Three big evolutions are shaping the future of computer-aided design software and influencing CAD users’ expectations — and enabling a highly personalized experience, seamless and expanded collaboration, and universal access to game-changing insights.

(Image: Autodesk)

The Growing Importance of Personalization

The future lies in providing users with platform technologies that can easily be configured and augmented. Within the product, it will be simple for users to discover and test add-ons and third-party vertical applications complementing a base product.

Adding updated features to your existing workflow and upgrading software will be seamless. This will be true not only for features, user interfaces, and tools, but also for training and learning materials, content, additional subscription benefits, and more — all of which will be recommended or served at the right time based on the user’s design intent and preferences.

The shift toward a subscription model and cloud-based services will allow software vendors to become much more intelligent and agile in terms of offering what’s right for each user and organization, while also helping them gradually and seamlessly adopt the next level of technology

Improved Collaboration Will Occur in the Cloud

Now, imagine a world where collaborating is more streamlined.
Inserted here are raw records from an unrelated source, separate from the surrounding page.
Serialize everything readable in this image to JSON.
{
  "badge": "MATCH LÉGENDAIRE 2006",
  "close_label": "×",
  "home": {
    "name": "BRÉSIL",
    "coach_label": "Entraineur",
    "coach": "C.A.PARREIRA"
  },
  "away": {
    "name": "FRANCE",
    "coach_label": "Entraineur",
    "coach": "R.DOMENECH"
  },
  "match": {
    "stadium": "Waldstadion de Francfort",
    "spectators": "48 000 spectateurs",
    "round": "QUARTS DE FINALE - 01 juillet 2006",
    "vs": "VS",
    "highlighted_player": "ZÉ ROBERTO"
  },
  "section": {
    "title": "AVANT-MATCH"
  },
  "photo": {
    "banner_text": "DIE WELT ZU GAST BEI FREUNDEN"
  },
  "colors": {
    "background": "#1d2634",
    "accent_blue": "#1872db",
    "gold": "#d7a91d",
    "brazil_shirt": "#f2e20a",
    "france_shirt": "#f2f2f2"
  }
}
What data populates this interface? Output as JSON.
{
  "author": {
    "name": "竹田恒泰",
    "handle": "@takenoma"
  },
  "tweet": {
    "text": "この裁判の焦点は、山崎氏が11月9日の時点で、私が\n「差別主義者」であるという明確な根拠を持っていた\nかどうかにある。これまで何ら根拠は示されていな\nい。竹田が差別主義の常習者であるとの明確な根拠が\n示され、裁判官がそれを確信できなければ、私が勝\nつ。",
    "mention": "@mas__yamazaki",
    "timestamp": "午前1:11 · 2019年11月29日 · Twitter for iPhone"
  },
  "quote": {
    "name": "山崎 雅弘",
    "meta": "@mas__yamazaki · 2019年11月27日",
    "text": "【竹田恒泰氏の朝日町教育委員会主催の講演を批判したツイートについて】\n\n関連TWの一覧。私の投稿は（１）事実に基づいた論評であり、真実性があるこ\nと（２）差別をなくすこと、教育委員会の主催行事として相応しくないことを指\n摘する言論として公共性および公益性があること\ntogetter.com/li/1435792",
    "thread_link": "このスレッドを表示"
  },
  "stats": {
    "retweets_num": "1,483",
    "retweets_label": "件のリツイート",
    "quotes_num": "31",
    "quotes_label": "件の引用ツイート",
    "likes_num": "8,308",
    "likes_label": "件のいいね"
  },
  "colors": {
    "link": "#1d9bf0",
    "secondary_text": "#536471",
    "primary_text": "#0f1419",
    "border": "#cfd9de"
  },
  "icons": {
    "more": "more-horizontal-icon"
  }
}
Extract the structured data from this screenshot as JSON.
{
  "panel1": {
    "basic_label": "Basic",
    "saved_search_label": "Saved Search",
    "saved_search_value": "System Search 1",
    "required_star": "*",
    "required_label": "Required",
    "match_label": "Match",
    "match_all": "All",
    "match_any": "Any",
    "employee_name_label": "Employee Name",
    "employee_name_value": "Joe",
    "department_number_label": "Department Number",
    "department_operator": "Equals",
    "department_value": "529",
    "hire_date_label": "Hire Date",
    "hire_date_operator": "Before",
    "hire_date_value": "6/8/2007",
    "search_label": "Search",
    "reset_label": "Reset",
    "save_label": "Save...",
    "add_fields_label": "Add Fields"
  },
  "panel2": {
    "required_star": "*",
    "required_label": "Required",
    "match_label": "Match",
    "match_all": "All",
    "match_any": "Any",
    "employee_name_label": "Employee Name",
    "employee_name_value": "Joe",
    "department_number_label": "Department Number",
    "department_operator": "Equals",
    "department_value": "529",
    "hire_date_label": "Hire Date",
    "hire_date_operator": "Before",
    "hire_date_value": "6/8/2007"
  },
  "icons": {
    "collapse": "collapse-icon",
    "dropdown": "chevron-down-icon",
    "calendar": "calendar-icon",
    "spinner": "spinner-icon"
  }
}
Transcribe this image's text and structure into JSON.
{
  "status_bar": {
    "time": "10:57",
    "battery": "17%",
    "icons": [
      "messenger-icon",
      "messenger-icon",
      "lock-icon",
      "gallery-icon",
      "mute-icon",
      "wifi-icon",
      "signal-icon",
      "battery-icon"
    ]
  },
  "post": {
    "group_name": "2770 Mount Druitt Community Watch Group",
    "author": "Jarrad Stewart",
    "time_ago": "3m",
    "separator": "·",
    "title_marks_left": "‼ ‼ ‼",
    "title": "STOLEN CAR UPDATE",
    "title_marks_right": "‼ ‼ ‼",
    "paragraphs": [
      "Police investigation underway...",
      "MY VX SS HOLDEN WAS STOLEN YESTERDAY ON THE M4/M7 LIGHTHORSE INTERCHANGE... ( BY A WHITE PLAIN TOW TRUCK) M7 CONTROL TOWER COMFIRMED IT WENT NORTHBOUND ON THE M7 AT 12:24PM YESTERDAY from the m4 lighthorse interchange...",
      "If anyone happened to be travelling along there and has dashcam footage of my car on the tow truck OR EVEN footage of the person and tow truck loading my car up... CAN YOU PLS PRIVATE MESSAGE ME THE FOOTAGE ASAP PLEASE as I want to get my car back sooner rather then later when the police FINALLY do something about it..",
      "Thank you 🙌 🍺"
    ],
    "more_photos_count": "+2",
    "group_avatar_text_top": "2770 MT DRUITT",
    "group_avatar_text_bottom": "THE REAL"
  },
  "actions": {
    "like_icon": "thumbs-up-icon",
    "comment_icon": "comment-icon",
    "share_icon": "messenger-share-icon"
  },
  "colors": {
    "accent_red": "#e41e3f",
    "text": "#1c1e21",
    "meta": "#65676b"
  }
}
The move to cloud-based design technology will free up some of the constraints that arise when only a single user can work on a file at a time. A world where connecting different tools is seamless and file formats and software releases won’t matter or exist, freeing users from the challenges of versions, compatibility and interoperability. There will be one version, one platform and one design, and it will be maintained in the cloud. The advent of design and drafting software reduces the time and cost to change a design, enabling far greater degrees of collaboration.

The power of the crowd is really where the new generation of CAD will find its potential.  At some point, there will be digital marketplaces and social networks that will allow CAD users to connect with one another from within their application, share — and eventually monetize best practices, content, add-ons, and engineering solutions.

Universal Access to Rich Data and Transformational Insights

The real value of having data stored in the cloud will come from the insights that will be provided back to users, design team managers and executives. For example, one challenge for users is not being able to reuse old designs, as old data isn’t well archived, or is hard to search (or when knowledge leaves with employees). Analyzing data from past projects will provide users with contextual content, like blocks or templates, as people design.

Almost any question you could ask about a project will have an answer: How many individuals in a department touched the model? How many hours have been spent on the project across different disciplines and tasks? What were the friction points, and where can workflows be improved?

Companies embracing the cloud early on for their design and collaboration applications will have a significant competitive advantage.

>> Read more by Rob Maguire, IndustryWeek, April 13, 2017

Shaping the Future of CAD